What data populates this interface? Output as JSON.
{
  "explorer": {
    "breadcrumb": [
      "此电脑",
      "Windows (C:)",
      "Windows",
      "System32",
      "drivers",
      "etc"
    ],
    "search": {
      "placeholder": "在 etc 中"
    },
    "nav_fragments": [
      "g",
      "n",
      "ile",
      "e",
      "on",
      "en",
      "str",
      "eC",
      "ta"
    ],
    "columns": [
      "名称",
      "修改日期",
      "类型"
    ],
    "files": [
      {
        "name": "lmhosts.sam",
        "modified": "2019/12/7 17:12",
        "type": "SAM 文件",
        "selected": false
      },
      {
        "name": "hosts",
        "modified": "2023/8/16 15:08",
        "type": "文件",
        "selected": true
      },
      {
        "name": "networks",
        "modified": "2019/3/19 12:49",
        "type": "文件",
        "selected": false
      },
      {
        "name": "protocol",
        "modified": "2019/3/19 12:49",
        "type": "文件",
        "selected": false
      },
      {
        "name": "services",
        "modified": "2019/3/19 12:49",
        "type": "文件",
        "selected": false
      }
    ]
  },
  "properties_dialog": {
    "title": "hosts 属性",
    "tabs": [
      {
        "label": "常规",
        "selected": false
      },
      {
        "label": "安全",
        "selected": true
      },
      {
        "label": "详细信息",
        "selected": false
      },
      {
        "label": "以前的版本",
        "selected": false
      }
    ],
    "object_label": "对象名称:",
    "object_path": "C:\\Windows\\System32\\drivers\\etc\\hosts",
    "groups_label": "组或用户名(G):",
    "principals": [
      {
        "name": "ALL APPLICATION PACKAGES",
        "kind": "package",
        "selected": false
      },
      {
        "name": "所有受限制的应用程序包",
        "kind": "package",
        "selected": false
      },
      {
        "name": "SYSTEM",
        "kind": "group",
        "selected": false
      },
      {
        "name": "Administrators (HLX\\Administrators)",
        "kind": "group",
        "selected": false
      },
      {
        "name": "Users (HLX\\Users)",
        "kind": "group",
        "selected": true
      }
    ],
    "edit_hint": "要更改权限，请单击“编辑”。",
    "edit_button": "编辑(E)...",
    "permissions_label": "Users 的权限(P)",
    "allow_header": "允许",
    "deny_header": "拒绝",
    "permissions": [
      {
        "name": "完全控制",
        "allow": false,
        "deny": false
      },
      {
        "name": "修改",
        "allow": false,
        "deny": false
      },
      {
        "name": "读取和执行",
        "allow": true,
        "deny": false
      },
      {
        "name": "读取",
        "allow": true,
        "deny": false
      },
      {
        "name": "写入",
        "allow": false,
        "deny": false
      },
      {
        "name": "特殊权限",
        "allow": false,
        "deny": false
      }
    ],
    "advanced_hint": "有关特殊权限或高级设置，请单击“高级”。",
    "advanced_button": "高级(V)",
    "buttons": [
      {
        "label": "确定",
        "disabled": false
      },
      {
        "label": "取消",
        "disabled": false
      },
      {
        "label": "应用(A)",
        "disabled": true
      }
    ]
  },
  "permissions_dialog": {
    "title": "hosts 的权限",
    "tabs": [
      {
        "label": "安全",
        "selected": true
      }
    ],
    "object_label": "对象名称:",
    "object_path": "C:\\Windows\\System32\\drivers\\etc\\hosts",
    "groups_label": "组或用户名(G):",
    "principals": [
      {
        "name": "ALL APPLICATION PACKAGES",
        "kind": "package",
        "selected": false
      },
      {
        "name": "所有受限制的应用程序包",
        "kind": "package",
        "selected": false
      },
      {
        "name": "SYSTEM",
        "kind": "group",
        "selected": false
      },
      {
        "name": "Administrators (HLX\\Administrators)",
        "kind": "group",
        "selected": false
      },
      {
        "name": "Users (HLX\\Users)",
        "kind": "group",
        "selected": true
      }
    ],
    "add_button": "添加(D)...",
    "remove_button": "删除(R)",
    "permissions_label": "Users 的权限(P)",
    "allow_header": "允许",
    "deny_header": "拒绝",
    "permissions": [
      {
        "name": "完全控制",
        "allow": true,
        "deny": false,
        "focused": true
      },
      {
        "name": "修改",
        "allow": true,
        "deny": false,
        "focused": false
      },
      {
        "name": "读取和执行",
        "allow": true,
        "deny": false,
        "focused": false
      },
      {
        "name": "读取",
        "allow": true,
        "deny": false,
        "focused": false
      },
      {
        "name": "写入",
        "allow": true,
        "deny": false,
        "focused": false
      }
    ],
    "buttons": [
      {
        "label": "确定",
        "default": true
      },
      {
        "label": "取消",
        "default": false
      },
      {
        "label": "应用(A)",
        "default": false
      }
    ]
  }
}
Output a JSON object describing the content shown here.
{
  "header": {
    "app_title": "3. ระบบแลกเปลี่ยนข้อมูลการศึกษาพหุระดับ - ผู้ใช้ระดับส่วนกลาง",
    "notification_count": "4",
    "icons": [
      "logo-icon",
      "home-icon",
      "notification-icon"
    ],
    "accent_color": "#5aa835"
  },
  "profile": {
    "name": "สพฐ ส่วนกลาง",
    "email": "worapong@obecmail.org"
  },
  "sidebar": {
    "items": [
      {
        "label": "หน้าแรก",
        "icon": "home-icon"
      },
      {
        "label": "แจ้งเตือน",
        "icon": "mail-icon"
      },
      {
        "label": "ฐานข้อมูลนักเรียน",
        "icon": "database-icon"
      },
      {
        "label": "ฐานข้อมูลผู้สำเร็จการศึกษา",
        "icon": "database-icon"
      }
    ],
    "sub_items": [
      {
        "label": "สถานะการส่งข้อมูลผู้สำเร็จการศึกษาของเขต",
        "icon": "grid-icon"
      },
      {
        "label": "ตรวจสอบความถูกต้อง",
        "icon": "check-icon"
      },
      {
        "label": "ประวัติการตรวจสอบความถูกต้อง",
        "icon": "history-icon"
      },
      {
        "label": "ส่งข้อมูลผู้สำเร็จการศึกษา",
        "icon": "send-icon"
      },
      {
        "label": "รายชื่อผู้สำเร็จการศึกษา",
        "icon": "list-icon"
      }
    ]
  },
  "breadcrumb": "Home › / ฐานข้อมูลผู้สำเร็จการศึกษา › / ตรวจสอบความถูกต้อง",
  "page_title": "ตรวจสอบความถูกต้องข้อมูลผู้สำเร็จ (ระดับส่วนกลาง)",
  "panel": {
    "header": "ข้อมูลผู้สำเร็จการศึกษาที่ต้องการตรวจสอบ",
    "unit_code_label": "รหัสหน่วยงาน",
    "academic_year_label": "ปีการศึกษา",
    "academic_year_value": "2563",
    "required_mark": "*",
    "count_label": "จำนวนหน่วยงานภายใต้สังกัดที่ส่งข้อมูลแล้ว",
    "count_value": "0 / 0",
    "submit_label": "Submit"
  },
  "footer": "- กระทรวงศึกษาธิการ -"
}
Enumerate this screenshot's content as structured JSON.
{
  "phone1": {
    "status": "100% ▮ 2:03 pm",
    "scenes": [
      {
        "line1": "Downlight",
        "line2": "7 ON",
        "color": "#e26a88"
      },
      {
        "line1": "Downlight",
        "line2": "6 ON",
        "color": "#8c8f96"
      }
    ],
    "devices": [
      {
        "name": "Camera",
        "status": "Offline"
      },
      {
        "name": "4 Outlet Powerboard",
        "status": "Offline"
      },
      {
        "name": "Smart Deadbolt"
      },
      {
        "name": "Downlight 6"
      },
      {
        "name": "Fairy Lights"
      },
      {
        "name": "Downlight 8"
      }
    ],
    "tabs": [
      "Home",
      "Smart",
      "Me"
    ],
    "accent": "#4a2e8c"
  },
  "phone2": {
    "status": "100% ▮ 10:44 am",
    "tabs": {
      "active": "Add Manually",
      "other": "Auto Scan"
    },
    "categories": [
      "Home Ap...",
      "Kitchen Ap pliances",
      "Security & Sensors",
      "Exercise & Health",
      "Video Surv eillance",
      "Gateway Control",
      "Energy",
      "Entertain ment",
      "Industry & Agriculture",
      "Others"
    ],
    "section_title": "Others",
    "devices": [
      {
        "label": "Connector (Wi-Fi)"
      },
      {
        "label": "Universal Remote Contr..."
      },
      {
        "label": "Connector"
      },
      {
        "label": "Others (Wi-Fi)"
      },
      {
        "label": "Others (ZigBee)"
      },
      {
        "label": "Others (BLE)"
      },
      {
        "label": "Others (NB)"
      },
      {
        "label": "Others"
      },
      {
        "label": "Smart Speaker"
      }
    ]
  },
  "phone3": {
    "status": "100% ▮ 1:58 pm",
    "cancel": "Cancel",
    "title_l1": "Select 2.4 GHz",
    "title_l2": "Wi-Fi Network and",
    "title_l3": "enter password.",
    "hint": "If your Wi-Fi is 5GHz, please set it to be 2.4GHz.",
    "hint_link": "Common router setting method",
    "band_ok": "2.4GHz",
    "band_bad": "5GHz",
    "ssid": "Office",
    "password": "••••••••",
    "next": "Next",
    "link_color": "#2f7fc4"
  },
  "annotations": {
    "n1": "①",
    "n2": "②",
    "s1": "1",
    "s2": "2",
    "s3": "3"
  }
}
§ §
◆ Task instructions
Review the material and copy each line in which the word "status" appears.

◆ Expected answer
    "status": "100% ▮ 2:03 pm",
        "status": "Offline"
        "status": "Offline"
    "status": "100% ▮ 10:44 am",
    "status": "100% ▮ 1:58 pm",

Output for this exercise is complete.